(This post is part of a weekly series for Know Thyself 2019, a 365 day journal project. Start here!
The next few weeks cover ethical issues. Ethical topics tend to be difficult because there are no definitive answers to ethical questions. That means for every answer you give, someone could offer a reasonable argument against your answer, give a counter-example (an example that is evidence for the opposite), or show how fuzzy your concepts actually are.
That’s the nature of ethics. Ethics is descriptive and prescriptive at the same time – it describes how things should be by (at least sometimes) just describing how they presently are. With respect to the journal questions presented, keep in mind that although there are plenty of contradictions in the evidence and no 100% firm answers, you should try to make a philosophical commitment nonetheless. But that’s part of self-discovery – knowing what sits right with you, to hell with the evidence sometimes! Enjoy!)
This week’s journal topic: Personhood

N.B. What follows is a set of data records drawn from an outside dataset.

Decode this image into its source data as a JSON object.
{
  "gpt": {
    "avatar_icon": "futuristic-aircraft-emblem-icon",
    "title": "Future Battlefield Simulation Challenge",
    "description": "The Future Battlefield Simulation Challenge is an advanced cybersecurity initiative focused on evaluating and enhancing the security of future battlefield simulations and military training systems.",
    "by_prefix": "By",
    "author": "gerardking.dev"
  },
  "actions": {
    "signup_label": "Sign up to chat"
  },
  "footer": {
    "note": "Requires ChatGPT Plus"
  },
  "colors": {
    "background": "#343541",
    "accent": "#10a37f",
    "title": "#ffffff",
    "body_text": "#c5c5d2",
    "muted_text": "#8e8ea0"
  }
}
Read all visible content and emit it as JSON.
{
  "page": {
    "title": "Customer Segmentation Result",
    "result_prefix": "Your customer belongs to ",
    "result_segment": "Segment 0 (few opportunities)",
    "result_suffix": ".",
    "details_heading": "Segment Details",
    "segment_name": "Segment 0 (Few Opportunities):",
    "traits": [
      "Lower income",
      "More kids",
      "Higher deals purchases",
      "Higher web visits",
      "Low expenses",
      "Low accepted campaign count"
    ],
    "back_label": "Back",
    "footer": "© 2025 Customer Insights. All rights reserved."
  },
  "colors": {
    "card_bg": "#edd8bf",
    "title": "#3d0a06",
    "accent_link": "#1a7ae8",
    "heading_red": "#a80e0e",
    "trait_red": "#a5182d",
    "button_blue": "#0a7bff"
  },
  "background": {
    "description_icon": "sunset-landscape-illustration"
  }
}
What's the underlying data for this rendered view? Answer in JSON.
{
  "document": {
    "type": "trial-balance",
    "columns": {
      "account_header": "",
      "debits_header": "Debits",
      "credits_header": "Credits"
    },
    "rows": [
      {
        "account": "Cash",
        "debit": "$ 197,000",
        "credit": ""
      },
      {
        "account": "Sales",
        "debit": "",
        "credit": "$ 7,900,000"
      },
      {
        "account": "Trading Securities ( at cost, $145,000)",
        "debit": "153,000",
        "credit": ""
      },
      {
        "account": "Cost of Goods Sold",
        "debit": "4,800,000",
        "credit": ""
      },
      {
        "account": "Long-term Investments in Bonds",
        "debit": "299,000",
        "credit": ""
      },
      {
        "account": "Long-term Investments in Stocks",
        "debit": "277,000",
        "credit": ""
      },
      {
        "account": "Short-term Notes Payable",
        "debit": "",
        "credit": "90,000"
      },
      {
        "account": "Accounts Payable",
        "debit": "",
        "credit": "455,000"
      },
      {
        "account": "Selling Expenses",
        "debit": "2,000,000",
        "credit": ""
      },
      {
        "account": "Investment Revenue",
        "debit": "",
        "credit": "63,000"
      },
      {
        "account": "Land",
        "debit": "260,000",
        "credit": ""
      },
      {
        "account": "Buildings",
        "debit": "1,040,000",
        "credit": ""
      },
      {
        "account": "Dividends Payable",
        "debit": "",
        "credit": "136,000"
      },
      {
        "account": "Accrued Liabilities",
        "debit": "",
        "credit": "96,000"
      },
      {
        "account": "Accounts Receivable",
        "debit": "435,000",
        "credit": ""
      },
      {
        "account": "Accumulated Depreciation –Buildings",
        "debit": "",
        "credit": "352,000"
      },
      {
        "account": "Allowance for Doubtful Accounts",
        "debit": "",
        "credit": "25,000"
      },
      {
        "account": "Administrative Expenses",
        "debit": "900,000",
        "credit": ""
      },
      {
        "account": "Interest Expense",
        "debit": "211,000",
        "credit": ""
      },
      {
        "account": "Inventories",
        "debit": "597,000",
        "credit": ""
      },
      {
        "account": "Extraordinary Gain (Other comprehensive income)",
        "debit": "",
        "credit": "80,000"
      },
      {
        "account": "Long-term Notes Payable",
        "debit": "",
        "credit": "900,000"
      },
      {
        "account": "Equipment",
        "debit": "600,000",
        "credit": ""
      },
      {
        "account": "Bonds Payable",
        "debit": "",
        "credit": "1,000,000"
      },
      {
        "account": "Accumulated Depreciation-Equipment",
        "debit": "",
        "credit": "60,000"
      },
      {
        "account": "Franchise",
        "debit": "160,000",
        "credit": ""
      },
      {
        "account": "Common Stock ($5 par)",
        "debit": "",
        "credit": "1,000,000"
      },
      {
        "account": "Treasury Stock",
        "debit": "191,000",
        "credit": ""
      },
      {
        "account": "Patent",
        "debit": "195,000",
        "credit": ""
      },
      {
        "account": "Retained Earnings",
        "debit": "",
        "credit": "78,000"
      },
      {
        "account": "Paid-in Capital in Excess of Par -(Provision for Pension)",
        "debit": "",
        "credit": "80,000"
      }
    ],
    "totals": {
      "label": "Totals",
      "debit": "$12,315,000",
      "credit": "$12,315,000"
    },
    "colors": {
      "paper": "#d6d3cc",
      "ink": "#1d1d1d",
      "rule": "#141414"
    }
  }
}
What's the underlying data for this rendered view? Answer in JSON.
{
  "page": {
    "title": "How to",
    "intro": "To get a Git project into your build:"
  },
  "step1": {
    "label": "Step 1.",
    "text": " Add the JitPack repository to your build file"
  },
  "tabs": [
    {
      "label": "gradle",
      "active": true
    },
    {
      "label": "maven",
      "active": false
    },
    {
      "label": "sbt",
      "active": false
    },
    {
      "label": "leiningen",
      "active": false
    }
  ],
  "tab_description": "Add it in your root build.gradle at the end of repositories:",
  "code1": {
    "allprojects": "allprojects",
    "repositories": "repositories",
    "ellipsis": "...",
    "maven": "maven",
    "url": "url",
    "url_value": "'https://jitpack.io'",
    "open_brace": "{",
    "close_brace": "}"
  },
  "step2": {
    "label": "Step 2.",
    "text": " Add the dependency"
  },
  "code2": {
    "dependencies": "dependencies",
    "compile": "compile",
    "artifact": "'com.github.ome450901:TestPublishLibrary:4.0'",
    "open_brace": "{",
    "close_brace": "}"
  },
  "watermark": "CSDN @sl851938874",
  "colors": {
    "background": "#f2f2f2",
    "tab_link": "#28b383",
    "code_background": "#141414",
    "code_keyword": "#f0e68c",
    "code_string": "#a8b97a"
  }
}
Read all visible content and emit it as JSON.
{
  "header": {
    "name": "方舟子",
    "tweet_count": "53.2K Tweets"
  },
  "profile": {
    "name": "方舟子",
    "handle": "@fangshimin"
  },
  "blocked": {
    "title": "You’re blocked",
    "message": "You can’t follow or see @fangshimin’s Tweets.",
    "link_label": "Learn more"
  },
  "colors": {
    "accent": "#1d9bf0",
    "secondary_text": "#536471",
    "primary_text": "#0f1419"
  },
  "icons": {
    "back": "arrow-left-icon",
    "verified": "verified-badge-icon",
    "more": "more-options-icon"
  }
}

Personhood is a topic that bears legal and moral consequences. You might have heard about it in discussions of immigration or abortion. But even if those issues don’t relate to you personally, personhood is still an important topic for you. Your security and status in society require an entrenched concept of personhood developed over hundreds of years. Personhood relates to all rights, responsibilities, respect, citizenship, voting, and freedom.
The designation of personhood adds special significance to what would otherwise be regarded as a mere thing. The personhood designation says: [pointing to someone] That thing is not merely an object, but is a person. That means it requires special treatment and special ethical consideration – you can’t kill it and can’t treat it however you want, as you would a brick, or a computer, or a stuffed bear.
It’s not obvious what makes someone a person. Over the last 2500 years there has been plenty of disagreement about what exactly a person is. I’ve listed some proposed criteria for personhood. A criterion for personhood should name the essential attribute that makes something a person, over and above being just a thing.
Don’t be confused by the overlap in the criteria (concepts are not detached from each other like islands). And you might feel strongly about more than one – personhood might be complex and need more than one criterion. Also, some of these criteria would allow certain animals to be included in the community of persons and some would exclude cognitively impaired human beings and children.
The criteria of personhood tend to be an essential feature of the thing, a power/capacity it possesses, or a (self-)interest.
Species/Nature: personhood is awarded according to nature, not function – therefore a brain-dead person continues to be a person and is never an object, while a smart monkey is still just a thing. A human being is a natural possessor of personhood. If you’ve got the ‘right’ biology, then you’re a person.
Soul: many religions attribute a human soul to all human beings, and this arrives in the human being at conception. Personhood status is given to any human being and not animals, regardless of their intelligence or emotional life.
Religion: by some religious beliefs, only believers are persons.
Rational function: Only someone who performs rational activities is a person. A person can lose his status by becoming cognitively disabled or losing brain function.
Rational will: rational faculties along with the ability to form intentions are essential to personhood. You can self-motivate your own activity. Babies, young children and mentally disabled people who have under- or un-developed wills are not persons.
Free will: human beings have an internal freedom mechanism that allows us to behave arbitrarily and betray our survival instincts in order to direct our behavior to alternative possibilities.
Consciousness: a person must have self-consciousness that persists over time. If this is the only criteria, then you could lose consciousness and lose your personhood. Fetuses are not conscious and, therefore, lack personhood. Includes the ability to perceive and interpret the world, form desires/interests, formulate plans and act upon them.
Suffering: the capacity to feel pain and desire to be free of pain implies a level of self-interest and self-awareness. “Somebody’s home” to feel the pain.
- Make four columns and label them Thing, Animal, Human Being & Person. Based on your own feelings, list some important features of each.
- What behaviors of others make you feel disrespected?
- Imagine a scenario (e.g. work or a relationship) in which someone else has control of your circumstances – what’s happening isn’t up to you. How does that make you feel?
- Based on questions 2 and 3, what do you think that a concept of personhood is protecting for each of us?
- Is a brain-dead human a person?
- Is a disabled human a person?
- Is the capacity to feel pain enough to be given personhood status?
How to get the most out of Know Thyself 2019
Don’t rush through the questions. Try to do only one question every morning, leaving space to add thoughts that might come up later during the day. The journal is designed to help you develop a consistent, daily practice of self-reflection.
If you liked this week’s post, please like or comment! I appreciate the feedback and use it to choose future topics. If you want to see more posts like this one, let me know!